  12. And then there is this chestnut: "It would be a mistake to think that central bankers can use their balance sheets to solve every economic and financial problem: they cannot induce deleveraging, they cannot correct sectoral imbalances, and they cannot address solvency problems." This is problematic across the board, but let's just focus on the last bit. Solvency, it is very important to remember, is state-contingent. In a protracted liquidity crisis, the solvent become insolvent. If central banks begin holding nominal growth at levels well below those expected when large debts were incurred, borrowers with a reasonable expectation of solvency ex ante will find themselves insolvent ex post. A central bank is not reponsible for solvency problems that emerge while it keeps to an expected, stable demand path. It does bear responsibility for insolvency that emerges as a result of persistent, preventable demand shortfalls…. It is entirely understandable that central banks maintain a close interest in fiscal policy. Central bankers would always prefer not to act, and fiscal mismanagement may force them to take corrective steps. That's life, however; the job of the central banker is not to make the central banker feel comfortable….

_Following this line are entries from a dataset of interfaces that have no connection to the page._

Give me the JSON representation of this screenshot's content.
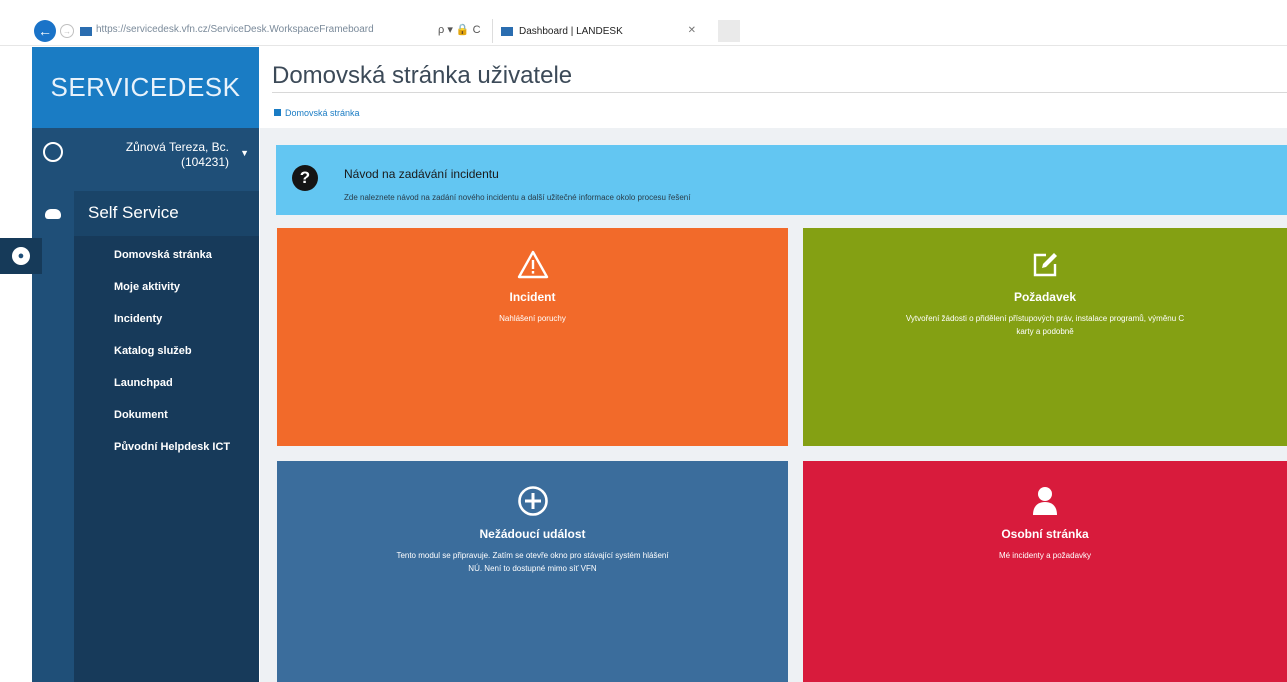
{
  "browser": {
    "url": "https://servicedesk.vfn.cz/ServiceDesk.WorkspaceFrameboard",
    "tab_title": "Dashboard | LANDESK",
    "address_controls": "ρ ▾ 🔒 C"
  },
  "sidebar": {
    "brand": "SERVICEDESK",
    "user_name": "Zůnová Tereza, Bc.",
    "user_id": "(104231)",
    "section": "Self Service",
    "items": [
      {
        "label": "Domovská stránka"
      },
      {
        "label": "Moje aktivity"
      },
      {
        "label": "Incidenty"
      },
      {
        "label": "Katalog služeb"
      },
      {
        "label": "Launchpad"
      },
      {
        "label": "Dokument"
      },
      {
        "label": "Původní Helpdesk ICT"
      }
    ]
  },
  "header": {
    "title": "Domovská stránka uživatele",
    "breadcrumb": "Domovská stránka"
  },
  "alert": {
    "title": "Návod na zadávání incidentu",
    "text": "Zde naleznete návod na zadání nového incidentu a další užitečné informace okolo procesu řešení"
  },
  "tiles": {
    "incident": {
      "title": "Incident",
      "desc": "Nahlášení poruchy",
      "color": "#f26a2a",
      "icon": "warning-icon"
    },
    "request": {
      "title": "Požadavek",
      "desc_line1": "Vytvoření žádosti o přidělení přístupových práv, instalace programů, výměnu C",
      "desc_line2": "karty a podobně",
      "color": "#84a013",
      "icon": "edit-icon"
    },
    "adverse": {
      "title": "Nežádoucí událost",
      "desc_line1": "Tento modul se připravuje. Zatím se otevře okno pro stávající systém hlášení",
      "desc_line2": "NÚ. Není to dostupné mimo síť VFN",
      "color": "#3b6d9c",
      "icon": "plus-circle-icon"
    },
    "personal": {
      "title": "Osobní stránka",
      "desc": "Mé incidenty a požadavky",
      "color": "#d81b3c",
      "icon": "user-icon"
    }
  }
}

  13. The BIS…. "Although central banks in many advanced economies may have no choice but to keep monetary policy relatively accommodative for now, they should use every opportunity to raise the pressure for deleveraging, balance sheet repair and structural adjustment by other means." No. They should not. Central banks—small, elite, technocratic groups given as much independence from political pressure as is institutionally possible—should absolutely not use every opportunity to raise the pressure for structural adjustment. Central bankers have been given a phenomenal amount of economic power: relatively untrammeled control over the unit of exchange and, by extension, over the demand side of the economy. Use of that phenomenal power to influence control over other aspects of the economy—including budget decisions, labour-market regulations, and the benefit structure of old-age pensions—is wildly outside the purview of the central bank and sure to prove corrosive to the independence of the central bank and the democratic process. Central bankers will inevitably face limits on what they can achieve…. For a central bank to neglect its primary responsibilities in an effort to circumvent those limits is the height of folly and hubris. If the world is lucky, central bankers will discount the recommendations of the BIS…. If the world is unlucky, central bankers will embrace the BIS' excuse-making and opt instead to place unnecessary pressure on politicians that are already facing plenty of it. In that event, tough times indeed are ahead, the advent of which may usher in a regime change in thinking about central bank structure, governance, and policy.